When I decided to jump on the DNA bandwagon it was out of sheer curiosity. I had no privacy concerns. In fact I though it would be cool to contribute to potential future research by adding my small grain of information to this growing warehouse of knowledge.
DNA can be obtained from any cell in the human body, such as sample of hair, skin or saliva. While the police may use hair, skin or blood cells, commercial DNA tests use saliva.
I ordered my kit on line and when it arrived it came with detailed instructions on how to obtain and submit my sample. I simply took a cotton swab and rubbed it on the inside of my cheek and then placed the swab in a vial. I repeated the procedure with a second back-up swab, and mailed both vials in the padded envelope provided in the kit.Credit: By Aney - Own work, CC BY-SA 3.0, https://commons.wikimedia.org/w/index.php?curid=290822
When a sample arrives at the laboratory, the DNA is isolated from the cells on the swab. The patterns of various DNA chunks are then analyzed and compared to other samples in the company's database to find matches4 which could indicate a relative or a member of a related group.
Heritage DNA laboratories identify haplogroups, specific genetic patterns which certain groups of people have in common, and which indicate they may be descended from common ancestors5.
Results are generally available online in six to eight weeks. After a long and agonizing wait, I received an e-mail informing me that my results were ready. With a sense of growing excitement I signed up to the company's website and logged in to see what my test revealed.

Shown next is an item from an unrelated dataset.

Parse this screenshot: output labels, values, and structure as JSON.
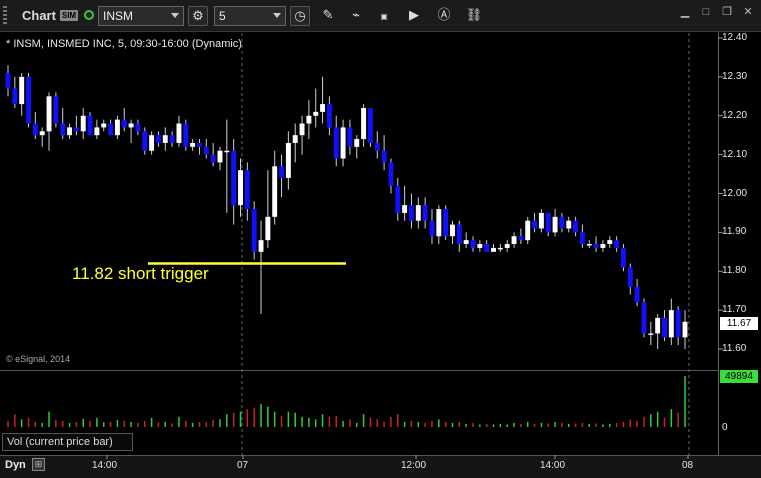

I was aware that results can sometimes be surprising. Tests can sometimes unearth family secrets such as "unexpected paternity and secret adoptions,"18, babies (accidentally or deliberately?) switched at birth, hidden scandalous affairs or mysterious unknown relatives. They can also reveal unexpected ethnic heritage.Credit: By Source, Fair use, https://en.wikipedia.org/w/index.php?curid=32833899
In my case, I received not only confirmation of some things I already knew but also a few suprises.

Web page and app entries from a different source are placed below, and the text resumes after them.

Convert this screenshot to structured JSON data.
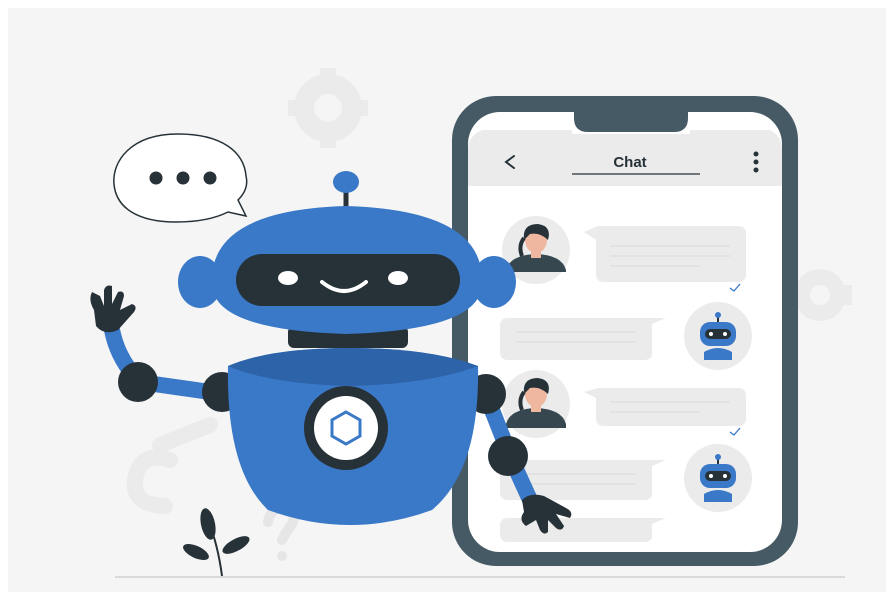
{
  "phone": {
    "header": {
      "back_icon": "chevron-left-icon",
      "title": "Chat",
      "menu_icon": "kebab-menu-icon"
    },
    "messages": [
      {
        "sender": "user",
        "avatar": "person-avatar"
      },
      {
        "sender": "bot",
        "avatar": "robot-avatar"
      },
      {
        "sender": "user",
        "avatar": "person-avatar"
      },
      {
        "sender": "bot",
        "avatar": "robot-avatar"
      }
    ]
  },
  "speech_bubble": {
    "icon": "ellipsis-icon"
  },
  "colors": {
    "robot_blue": "#3a78c8",
    "dark": "#263238",
    "phone_frame": "#455a64",
    "background": "#f5f5f5",
    "bubble_gray": "#ebebeb"
  }
}
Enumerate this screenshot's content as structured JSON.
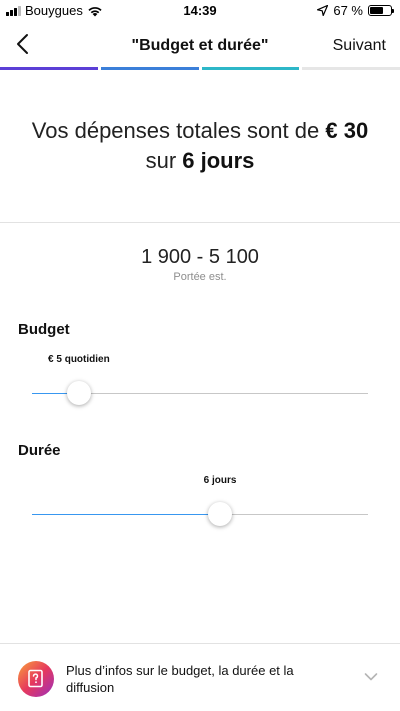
{
  "status_bar": {
    "carrier": "Bouygues",
    "time": "14:39",
    "battery_percent": "67 %",
    "battery_level": 0.67
  },
  "nav": {
    "back_icon": "chevron-left-icon",
    "title": "\"Budget et durée\"",
    "next_label": "Suivant"
  },
  "progress": {
    "steps": [
      {
        "color": "#5b3fd6"
      },
      {
        "color": "#3b7fd9"
      },
      {
        "color": "#2db7c8"
      },
      {
        "color": "#e6e6e6"
      }
    ]
  },
  "summary": {
    "line1_prefix": "Vos dépenses totales sont de",
    "total_amount": "€ 30",
    "line2_prefix": "sur",
    "duration_text": "6 jours"
  },
  "reach": {
    "range": "1 900 - 5 100",
    "label": "Portée est."
  },
  "budget": {
    "label": "Budget",
    "value_label": "€ 5 quotidien",
    "slider_fraction": 0.14
  },
  "duration": {
    "label": "Durée",
    "value_label": "6 jours",
    "slider_fraction": 0.56
  },
  "footer": {
    "icon": "book-question-icon",
    "text": "Plus d’infos sur le budget, la durée et la diffusion",
    "chevron_icon": "chevron-down-icon"
  },
  "colors": {
    "slider_fill": "#3897f0"
  }
}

Unsurprisingly, my DNA was approximately 70% English and 5% northwest European, presumably from the tall Dutch maternal ancestor who gave my mother her surname.
But I also found out that geographical residence and genetics are not necessarily related. There were no Celtic markers (Scottish, Irish, Welsh) to confirm my supposed Welsh heritage. The Jewish component was also surprisingly small, a mere 1.4% Ashkenazi Jew, but there was also a seemingly connected but unexpected 21% Eastern European. It turned out that one of my paternal grandparents was Eastern European and I had absolutely no idea.
In addition, there was a small but surprising remnant which came as a total surprise. If I had any connection to South Wales at all I had more in common with Shirley Bassey than famous Welsh poet Dylan Thomas because 2% of my DNA was Nigerian. Although this result was unexpected, I was not completely surprised. After all, Nigeria was a former British colony and many Nigerians have immigrated to the U.K. In addition, my father's city of London as well as Cardiff in my supposed ancestral South Wales have always been thriving international port cities.
A total and complete surprise, however, was that I am 0.9% Central American. It seems that I had a distant slave ancestor who was transported to Central America, perhaps the former British Honduras which is now Belize. Although I will never know the answer to this conundrum, my imagination has been running wild with visions of a mixed African and Central American ancestor who became a sailor or perhaps even a Caribbean pirate.Credit: By A. Park of London - imageThis media is available in the holdings of the National Archives and Records Administration, cataloged under the National Archives Identifier (NAID) 535745.This tag does not indicate the copyright status of the attached work. A
So if you do decide to get your DNA tested, keep an open mind and be prepared for a few surprises.
What do you want to learn?